South African Aids group takes doctor to court
13 May 2005, CAPE TOWN - Lawyers for German doctor Matthias Rath, who has been accused of defaming and undermining the work of Aids activists in South Africa, accused the media on Friday of participating in a campaign of "vilification" against him and his foundation.
13 May 2005
CAPE TOWN - Lawyers for German doctor Matthias Rath, who has been accused of defaming and undermining the work of Aids activists in South Africa, accused the media on Friday of participating in a campaign of "vilification" against him and his foundation.
The Treatment Action Campaign (TAC), the country's foremost Aids lobby group, is seeking an urgent interdict in the Cape High Court in a bid to force Rath to cease making claims against it, including an allegation that the group is a front for, and funded by, the pharmaceutical industry.
The TAC and Rath have for months been at loggerheads over the promotion of Rath's multivitamin and micronutrient therapy for HIV/Aids patients as a safer alternative to anti-retroviral therapy which he has said is "highly toxic".
The court ruled on Friday that the case was not about the toxicity of the drugs, but about allegations of defamation by the TAC.
Addressing the court, where proceedings were interrupted by noisy supporters of the two parties, advocate John van der Berg acting for Rath and the Rath Foundation said: "There has been a campaign in the court of public opinion."
He added: "This has been entirely one-sided and anti-Rath."
Van der Berg denied as "mischievous" any claim that his client was profiting from the vitamins he was promoting, and pointed to an affidavit by Rath in which he states: "I haven't sold a single bottle of pills in South Africa and I don't intend to."
The hearing was also presented with a request to allow the Traditional Healers Organisation, a body that supports Rath, to participate in the court action.
In an interview aired by public radio while the case was under way on Friday, Rath accused the TAC of "running around like a Mother Teresa" while, he noted, "it's a kind of Trojan Horse" and a "wolf in sheep's clothing".
"What we do and say has a solid scientific basis," he said. Rath has also been campaigning against the drugs through widely distributed print advertisements in some of the townships on the outskirts of Cape Town, including Khayelitsha, where infection rates are high.
His message on anti-retrovirals has drawn much public interest and outrage in the country, where more than five million people are infected with the disease, with Rath being labelled a "lotion and potion salesman", a "quack" and an "opportunist".
The TAC, instrumental in forcing the government to provide anti- retroviral Aids drugs, denies it is linked to the pharmaceutical industry.

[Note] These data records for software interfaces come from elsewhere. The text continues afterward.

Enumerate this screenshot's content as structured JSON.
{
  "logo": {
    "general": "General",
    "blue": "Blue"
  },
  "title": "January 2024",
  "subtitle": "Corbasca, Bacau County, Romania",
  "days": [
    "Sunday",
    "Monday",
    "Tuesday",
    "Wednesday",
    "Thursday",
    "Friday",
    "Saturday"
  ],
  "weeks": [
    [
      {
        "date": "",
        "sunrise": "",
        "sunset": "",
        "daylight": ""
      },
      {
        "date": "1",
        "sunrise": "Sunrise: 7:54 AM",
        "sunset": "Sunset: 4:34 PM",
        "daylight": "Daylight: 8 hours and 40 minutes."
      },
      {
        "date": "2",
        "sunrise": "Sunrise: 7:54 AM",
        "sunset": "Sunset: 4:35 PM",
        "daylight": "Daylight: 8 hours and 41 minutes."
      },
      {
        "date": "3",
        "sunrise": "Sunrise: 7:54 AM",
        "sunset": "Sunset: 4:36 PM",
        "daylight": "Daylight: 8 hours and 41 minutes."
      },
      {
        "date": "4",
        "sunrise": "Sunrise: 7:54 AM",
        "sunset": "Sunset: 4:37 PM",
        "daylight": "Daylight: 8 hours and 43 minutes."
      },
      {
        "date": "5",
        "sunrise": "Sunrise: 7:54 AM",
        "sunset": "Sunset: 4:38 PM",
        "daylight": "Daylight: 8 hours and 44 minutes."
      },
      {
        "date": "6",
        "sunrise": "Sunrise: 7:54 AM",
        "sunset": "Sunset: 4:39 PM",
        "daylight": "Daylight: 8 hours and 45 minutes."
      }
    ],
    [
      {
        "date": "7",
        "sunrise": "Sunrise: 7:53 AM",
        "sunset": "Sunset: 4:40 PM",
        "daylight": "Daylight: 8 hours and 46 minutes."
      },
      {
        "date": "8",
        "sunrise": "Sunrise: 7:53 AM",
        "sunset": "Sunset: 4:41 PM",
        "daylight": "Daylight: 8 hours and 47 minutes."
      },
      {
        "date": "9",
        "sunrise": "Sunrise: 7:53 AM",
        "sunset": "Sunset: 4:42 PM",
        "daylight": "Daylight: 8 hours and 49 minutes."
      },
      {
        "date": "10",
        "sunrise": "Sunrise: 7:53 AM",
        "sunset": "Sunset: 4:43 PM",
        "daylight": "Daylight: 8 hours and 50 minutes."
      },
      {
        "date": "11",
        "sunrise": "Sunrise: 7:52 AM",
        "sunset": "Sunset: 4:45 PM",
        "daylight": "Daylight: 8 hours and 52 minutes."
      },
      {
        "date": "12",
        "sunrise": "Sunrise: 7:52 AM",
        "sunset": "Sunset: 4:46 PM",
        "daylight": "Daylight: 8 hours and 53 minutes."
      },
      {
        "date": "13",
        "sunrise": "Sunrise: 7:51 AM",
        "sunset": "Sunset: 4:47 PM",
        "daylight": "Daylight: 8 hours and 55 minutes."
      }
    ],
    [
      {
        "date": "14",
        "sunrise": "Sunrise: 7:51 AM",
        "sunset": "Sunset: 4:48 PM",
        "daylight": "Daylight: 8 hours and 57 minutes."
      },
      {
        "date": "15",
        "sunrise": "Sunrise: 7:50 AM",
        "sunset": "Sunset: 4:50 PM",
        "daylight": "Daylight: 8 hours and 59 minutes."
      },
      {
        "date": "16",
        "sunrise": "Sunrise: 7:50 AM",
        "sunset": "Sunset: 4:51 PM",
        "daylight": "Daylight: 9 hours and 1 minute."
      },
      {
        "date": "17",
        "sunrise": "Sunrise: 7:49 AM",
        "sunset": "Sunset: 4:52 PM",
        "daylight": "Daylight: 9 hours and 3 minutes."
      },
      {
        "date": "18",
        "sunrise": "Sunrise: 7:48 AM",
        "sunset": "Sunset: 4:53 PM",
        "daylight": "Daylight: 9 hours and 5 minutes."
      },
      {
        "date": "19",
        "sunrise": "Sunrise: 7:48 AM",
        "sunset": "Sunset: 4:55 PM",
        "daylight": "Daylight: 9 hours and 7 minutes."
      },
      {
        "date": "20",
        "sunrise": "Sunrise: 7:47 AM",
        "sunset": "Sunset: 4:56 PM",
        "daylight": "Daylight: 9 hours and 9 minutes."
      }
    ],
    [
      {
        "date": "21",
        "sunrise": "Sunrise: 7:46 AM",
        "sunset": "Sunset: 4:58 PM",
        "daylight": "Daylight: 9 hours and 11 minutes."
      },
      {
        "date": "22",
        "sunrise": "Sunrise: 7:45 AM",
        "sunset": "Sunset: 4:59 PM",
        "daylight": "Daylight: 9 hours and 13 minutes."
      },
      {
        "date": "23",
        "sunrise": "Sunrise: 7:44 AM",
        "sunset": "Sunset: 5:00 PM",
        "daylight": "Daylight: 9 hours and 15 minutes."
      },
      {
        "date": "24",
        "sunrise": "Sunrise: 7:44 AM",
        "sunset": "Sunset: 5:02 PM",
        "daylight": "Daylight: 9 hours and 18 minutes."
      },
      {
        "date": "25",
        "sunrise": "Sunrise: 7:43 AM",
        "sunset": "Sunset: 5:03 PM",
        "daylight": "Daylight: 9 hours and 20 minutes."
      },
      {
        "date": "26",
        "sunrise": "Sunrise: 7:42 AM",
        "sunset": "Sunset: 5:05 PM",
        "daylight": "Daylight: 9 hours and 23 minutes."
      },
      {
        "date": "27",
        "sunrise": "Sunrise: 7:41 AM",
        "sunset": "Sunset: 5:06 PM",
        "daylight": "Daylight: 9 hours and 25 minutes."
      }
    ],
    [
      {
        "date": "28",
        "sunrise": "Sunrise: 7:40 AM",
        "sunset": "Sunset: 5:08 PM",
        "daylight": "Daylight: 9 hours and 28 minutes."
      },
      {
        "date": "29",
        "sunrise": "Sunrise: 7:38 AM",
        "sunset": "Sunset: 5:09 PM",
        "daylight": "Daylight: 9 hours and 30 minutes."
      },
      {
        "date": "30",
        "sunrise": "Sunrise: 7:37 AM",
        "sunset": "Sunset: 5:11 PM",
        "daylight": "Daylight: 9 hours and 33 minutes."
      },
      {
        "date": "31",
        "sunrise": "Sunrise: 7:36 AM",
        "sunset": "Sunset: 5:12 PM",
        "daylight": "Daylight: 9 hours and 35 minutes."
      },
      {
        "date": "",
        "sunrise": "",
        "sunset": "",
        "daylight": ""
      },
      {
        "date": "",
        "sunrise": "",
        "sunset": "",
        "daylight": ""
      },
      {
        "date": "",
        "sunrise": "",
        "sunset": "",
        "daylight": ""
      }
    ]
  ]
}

It has accused Rath of conducting "illegal experiments" on people in impoverished townships.
In a statement on Friday the group said: "The Rath Foundation is preying on vulnerable people with life-threatening illnesses with two aims - to sell their products and to support the HIV denialists who have caused enormous damage to our country."
TAC spokesman Nathan Geffen meanwhile on Friday told the radio station that Rath was creating public confusion and anger in places like Khayelitsha.
South Africa's Medicines Control Council has confirmed that it is investigating the German doctor, who has operations in other parts of the world, while researchers at Harvard University in the United States have also criticised him.
The controversy surrounding Rath comes as an estimated 500,000 HIV/Aids patients contemplate the state-run anti-retroviral therapy programme that has reached around 50,000 patients to date.
Subject: German news